Over and over, as I read books and blogs by photographers, I come across the word “vision.” That’s not odd; photography is a visual medium. I equally often encounter the term “openness” and this gives me pause.
Photography is an interesting art form. Unlike painting, or drawing, or sculpting, or making music, there is a pervasive view among photographers that the art is “out there” and we must go “capture” it and we must be “open” to the external environment to do so. Is that true? Is our art really outside of us? Stop for a moment and think about your approach to photographing; is what you are trying to say with photography “out there?”
What if it isn’t true? What if photography were, like most creativity, actually and inward-looking pursuit?
It seems many of the successful photographers spend quite a bit of time discussing vision. One particular modern photographer (David duChemin) even released the third book in his Vision Trilogy this past July. He spends a lot of time writing, speaking, giving interviews, and teaching people to develop their vision in their photography. Another well known modern photographer (Trey Ratcliff, aka Stuck In Customs) spends quality time learning painting and drawing, often a decidedly inward looking pursuit, in order to advance his photography. Yet another encourages his readers to “look to the writers,” Do these professional and highly capable photographers know something, either consciously or not, that the rest of us do not?
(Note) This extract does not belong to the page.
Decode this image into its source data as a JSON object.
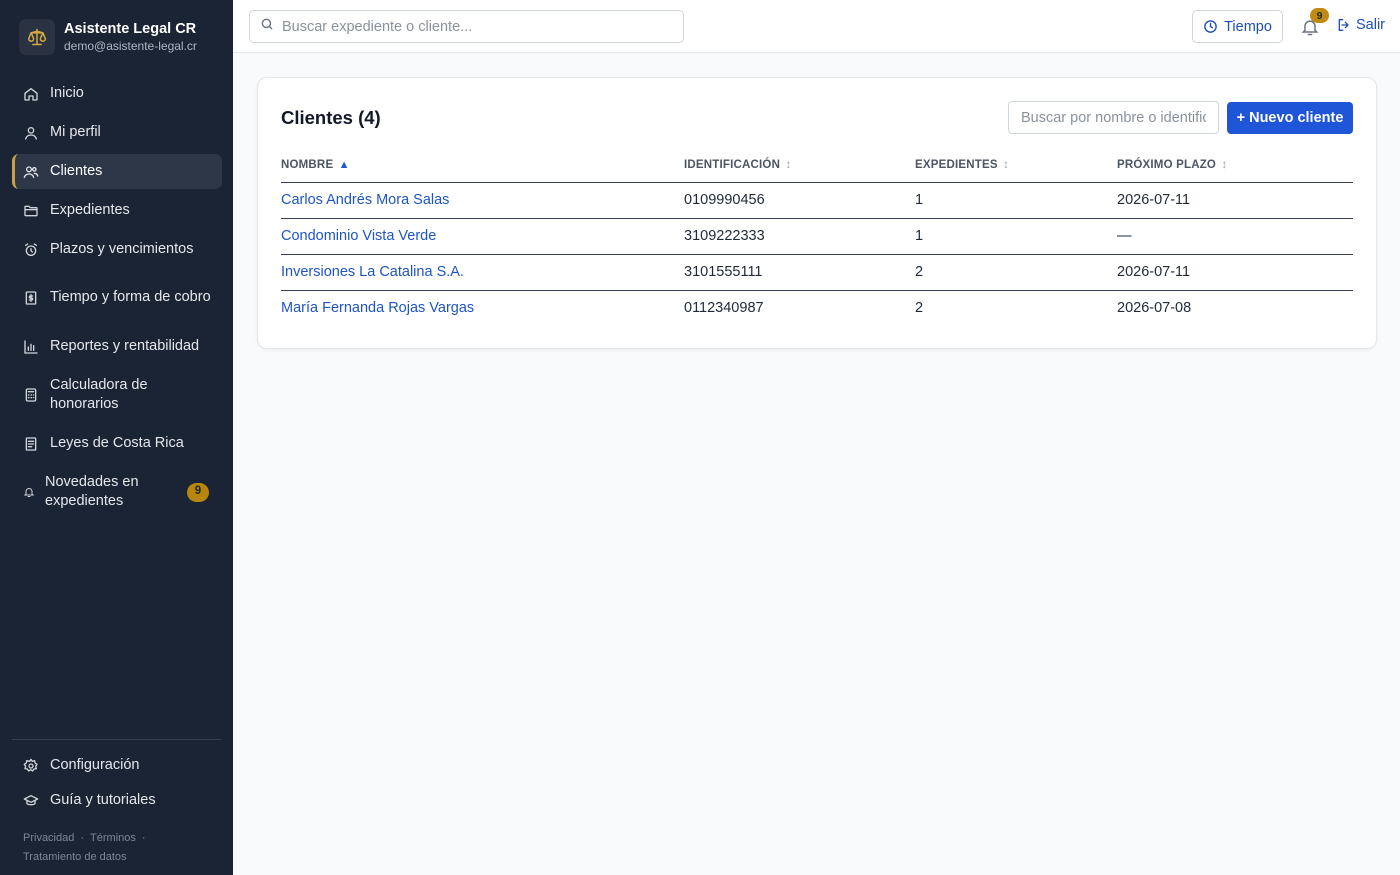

Is this perhaps what separates the professional photographer from the amateur; is this what separates the “professional” artist from the amateur? (And I am using the term “professional” in the way author Steven Pressfield does in his wonderful book “The War of Art” as a mindset, not in terms of vocation.)
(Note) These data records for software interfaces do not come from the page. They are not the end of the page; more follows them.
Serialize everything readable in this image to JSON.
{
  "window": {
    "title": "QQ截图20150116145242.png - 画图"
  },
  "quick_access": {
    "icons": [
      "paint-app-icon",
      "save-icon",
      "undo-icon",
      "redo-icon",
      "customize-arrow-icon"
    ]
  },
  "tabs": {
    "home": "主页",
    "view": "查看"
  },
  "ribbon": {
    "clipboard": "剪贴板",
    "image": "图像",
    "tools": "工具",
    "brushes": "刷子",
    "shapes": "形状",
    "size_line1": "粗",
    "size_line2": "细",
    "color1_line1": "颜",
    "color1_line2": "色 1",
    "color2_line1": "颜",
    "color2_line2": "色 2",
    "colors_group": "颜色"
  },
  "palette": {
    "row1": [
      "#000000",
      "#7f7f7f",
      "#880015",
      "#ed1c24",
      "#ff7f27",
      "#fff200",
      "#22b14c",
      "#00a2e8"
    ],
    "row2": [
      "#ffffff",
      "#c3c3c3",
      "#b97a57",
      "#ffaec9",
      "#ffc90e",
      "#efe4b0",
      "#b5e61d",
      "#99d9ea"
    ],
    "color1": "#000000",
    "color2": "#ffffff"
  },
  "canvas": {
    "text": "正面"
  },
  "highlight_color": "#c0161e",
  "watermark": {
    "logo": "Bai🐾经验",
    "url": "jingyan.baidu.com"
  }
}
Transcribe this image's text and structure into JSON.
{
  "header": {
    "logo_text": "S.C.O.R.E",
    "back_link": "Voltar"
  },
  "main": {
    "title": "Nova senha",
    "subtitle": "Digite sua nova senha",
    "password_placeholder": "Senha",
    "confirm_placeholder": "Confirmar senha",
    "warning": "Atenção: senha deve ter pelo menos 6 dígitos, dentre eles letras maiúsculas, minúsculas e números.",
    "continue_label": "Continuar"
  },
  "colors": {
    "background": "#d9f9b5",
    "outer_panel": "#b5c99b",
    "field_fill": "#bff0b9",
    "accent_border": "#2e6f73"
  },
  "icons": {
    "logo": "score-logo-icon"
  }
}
Lately I have slowed down my photography. I have taken an artistic pause, as it were. I am no longer posting every image on Flickr or on this blog. I have become more intentional. I have begun to ask myself, “what am I trying to say with this image?” It is not that there need be a specific message in each image but rather I am asking myself what the theme of the image is. I am attempting to discover what moves me about the image. I am looking inward to see if the image is in line with who I am, what I hope to be, who I hope to be, and what my experience is. You see, I want to present images to the viewer with intentionality and I think that intentionality is born from something deep within me, beyond words, which might be pointed to by my image. I want to move something within the viewer that perhaps makes them think, “yes, yes, I know how that feels.” And so the process of inward-looking has to match up with outward-looking (or vision, in my mind) to create intentional art. I am not always successful, but when I am I think I produce better work, both for myself and for the viewer.
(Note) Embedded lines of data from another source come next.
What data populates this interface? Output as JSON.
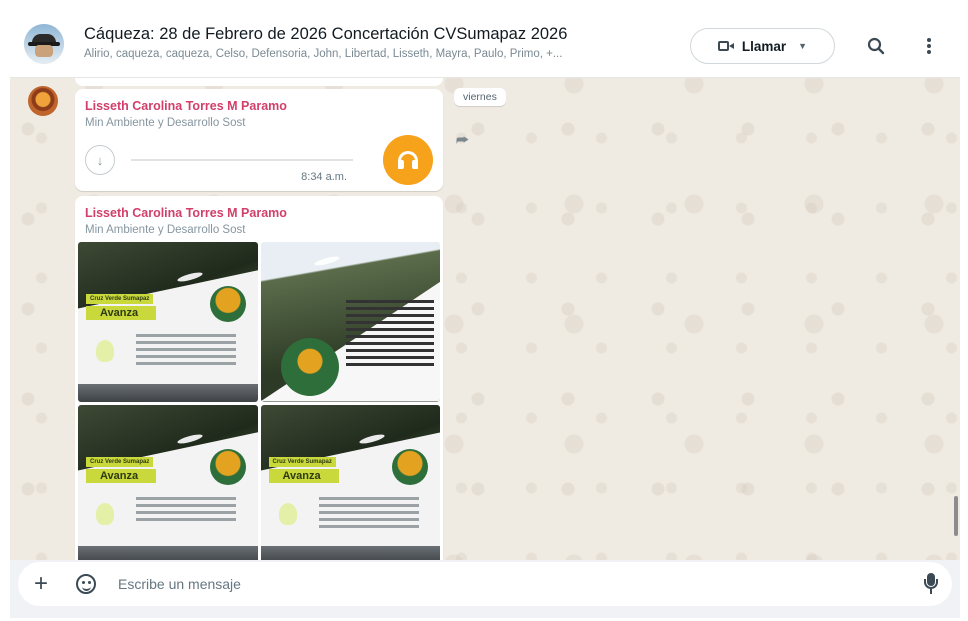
{
  "header": {
    "title": "Cáqueza: 28 de Febrero de 2026 Concertación CVSumapaz 2026",
    "members": "Alirio, caqueza, caqueza, Celso, Defensoria, John, Libertad, Lisseth, Mayra, Paulo, Primo, +...",
    "call_label": "Llamar",
    "icons": {
      "search": "search-icon",
      "menu": "more-vert-icon",
      "call": "video-camera-icon"
    }
  },
  "messages": [
    {
      "sender": "Lisseth Carolina Torres M Paramo",
      "role": "Min Ambiente y Desarrollo Sost",
      "type": "audio",
      "time": "8:34 a.m."
    },
    {
      "sender": "Lisseth Carolina Torres M Paramo",
      "role": "Min Ambiente y Desarrollo Sost",
      "type": "images",
      "tiles": [
        {
          "tag": "Cruz Verde Sumapaz",
          "title": "Avanza"
        },
        {
          "tag": "",
          "title": ""
        },
        {
          "tag": "Cruz Verde Sumapaz",
          "title": "Avanza"
        },
        {
          "tag": "Cruz Verde Sumapaz",
          "title": "Avanza"
        }
      ]
    }
  ],
  "day_chip": "viernes",
  "composer": {
    "placeholder": "Escribe un mensaje"
  },
  "colors": {
    "sender_name": "#d1406a",
    "audio_accent": "#f7a21b",
    "chat_bg": "#efeae2"
  }
}
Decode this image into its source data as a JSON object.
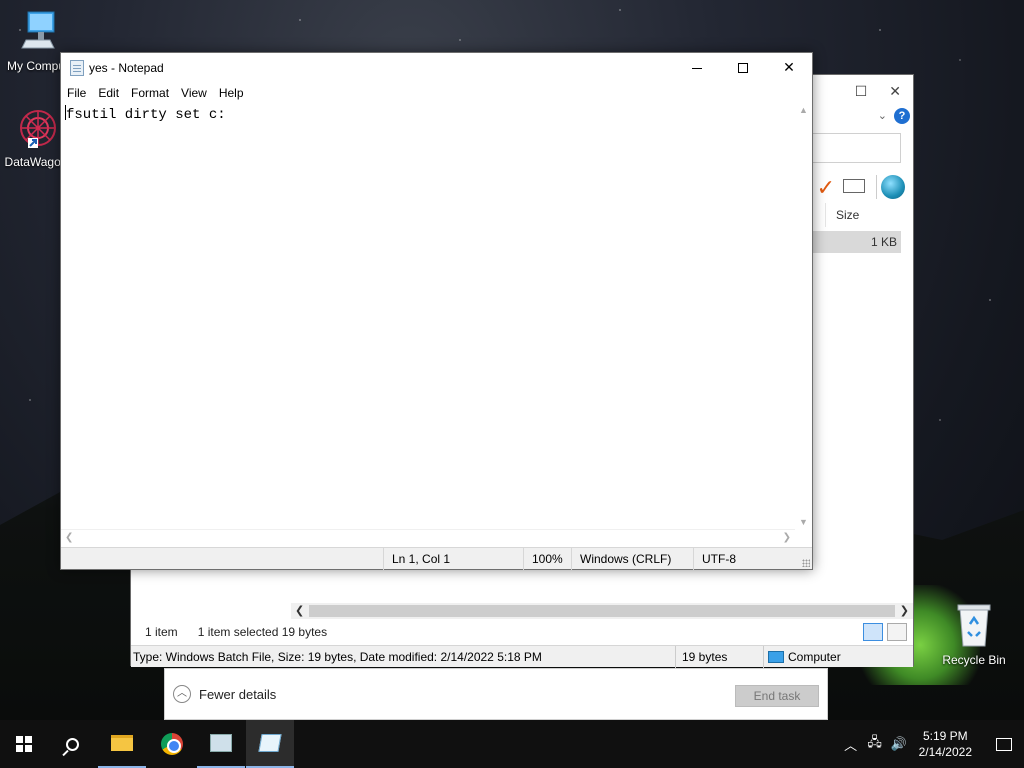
{
  "desktop": {
    "icons": [
      {
        "label": "My Compu",
        "icon": "computer-icon"
      },
      {
        "label": "DataWagon",
        "icon": "datawagon-icon"
      },
      {
        "label": "Recycle Bin",
        "icon": "recycle-bin-icon"
      }
    ]
  },
  "background_window": {
    "column_header": "Size",
    "selected_row_size": "1 KB",
    "status_items": "1 item",
    "status_selected": "1 item selected  19 bytes",
    "details_type": "Type: Windows Batch File, Size: 19 bytes, Date modified: 2/14/2022 5:18 PM",
    "details_size": "19 bytes",
    "details_location": "Computer",
    "help_label": "?"
  },
  "task_manager": {
    "fewer_details": "Fewer details",
    "end_task": "End task"
  },
  "notepad": {
    "title": "yes - Notepad",
    "menu": [
      "File",
      "Edit",
      "Format",
      "View",
      "Help"
    ],
    "content": "fsutil dirty set c:",
    "status": {
      "position": "Ln 1, Col 1",
      "zoom": "100%",
      "line_ending": "Windows (CRLF)",
      "encoding": "UTF-8"
    }
  },
  "taskbar": {
    "apps": [
      "start-icon",
      "search-icon",
      "file-explorer-icon",
      "chrome-icon",
      "task-manager-icon",
      "notepad-icon"
    ],
    "clock_time": "5:19 PM",
    "clock_date": "2/14/2022"
  },
  "colors": {
    "accent": "#1f6fd1",
    "taskbar": "#101010",
    "active_indicator": "#8cb4e8"
  }
}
What do you do to become more open to the meeting of your internal experience and the outward, or external, representation of it? If you are having some difficulty with this photographically pick up a copy of David duChemin’s new book, “Vision and Voice” where he maps out a workflow in photographic post-production to help you tell your story and express your vision through photography.